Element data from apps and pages
============
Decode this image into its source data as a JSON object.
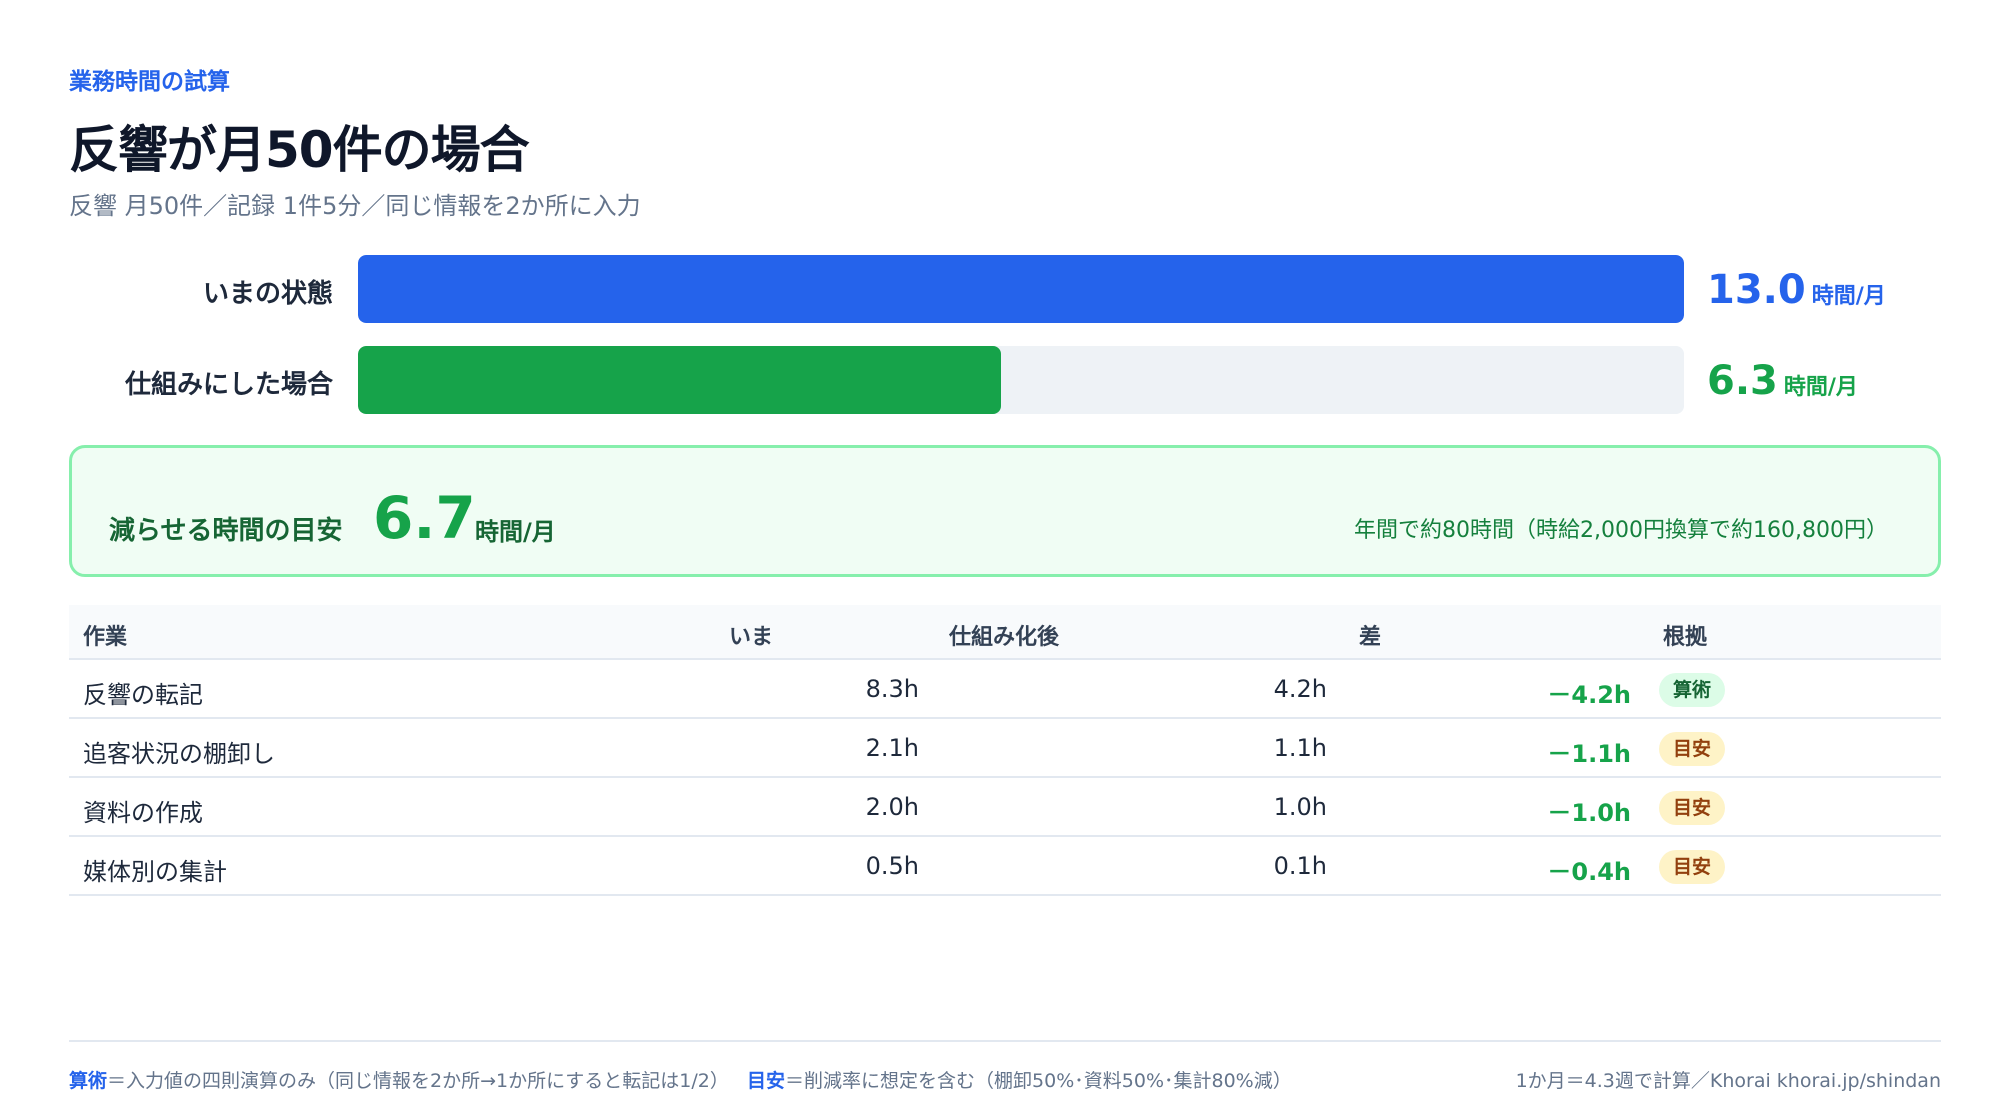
{
  "header": {
    "eyebrow": "業務時間の試算",
    "title": "反響が月50件の場合",
    "subtitle": "反響 月50件／記録 1件5分／同じ情報を2か所に入力"
  },
  "bars": [
    {
      "label": "いまの状態",
      "value": "13.0",
      "unit": "時間/月",
      "fraction": 1.0,
      "color": "#2563eb"
    },
    {
      "label": "仕組みにした場合",
      "value": "6.3",
      "unit": "時間/月",
      "fraction": 0.4846,
      "color": "#16a34a"
    }
  ],
  "summary": {
    "label": "減らせる時間の目安",
    "value": "6.7",
    "unit": "時間/月",
    "note": "年間で約80時間（時給2,000円換算で約160,800円）"
  },
  "table": {
    "headers": {
      "task": "作業",
      "now": "いま",
      "after": "仕組み化後",
      "diff": "差",
      "basis": "根拠"
    },
    "rows": [
      {
        "task": "反響の転記",
        "now": "8.3h",
        "after": "4.2h",
        "diff": "－4.2h",
        "basis": "算術",
        "basis_type": "calc"
      },
      {
        "task": "追客状況の棚卸し",
        "now": "2.1h",
        "after": "1.1h",
        "diff": "－1.1h",
        "basis": "目安",
        "basis_type": "est"
      },
      {
        "task": "資料の作成",
        "now": "2.0h",
        "after": "1.0h",
        "diff": "－1.0h",
        "basis": "目安",
        "basis_type": "est"
      },
      {
        "task": "媒体別の集計",
        "now": "0.5h",
        "after": "0.1h",
        "diff": "－0.4h",
        "basis": "目安",
        "basis_type": "est"
      }
    ]
  },
  "badge_colors": {
    "calc": {
      "bg": "#dcfce7",
      "fg": "#166534"
    },
    "est": {
      "bg": "#fef3c7",
      "fg": "#92400e"
    }
  },
  "footer": {
    "calc_key": "算術",
    "calc_desc": "＝入力値の四則演算のみ（同じ情報を2か所→1か所にすると転記は1/2）",
    "est_key": "目安",
    "est_desc": "＝削減率に想定を含む（棚卸50%･資料50%･集計80%減）",
    "right": "1か月＝4.3週で計算／Khorai khorai.jp/shindan"
  }
}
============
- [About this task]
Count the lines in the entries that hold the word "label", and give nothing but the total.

- [Answer for this exercise]
3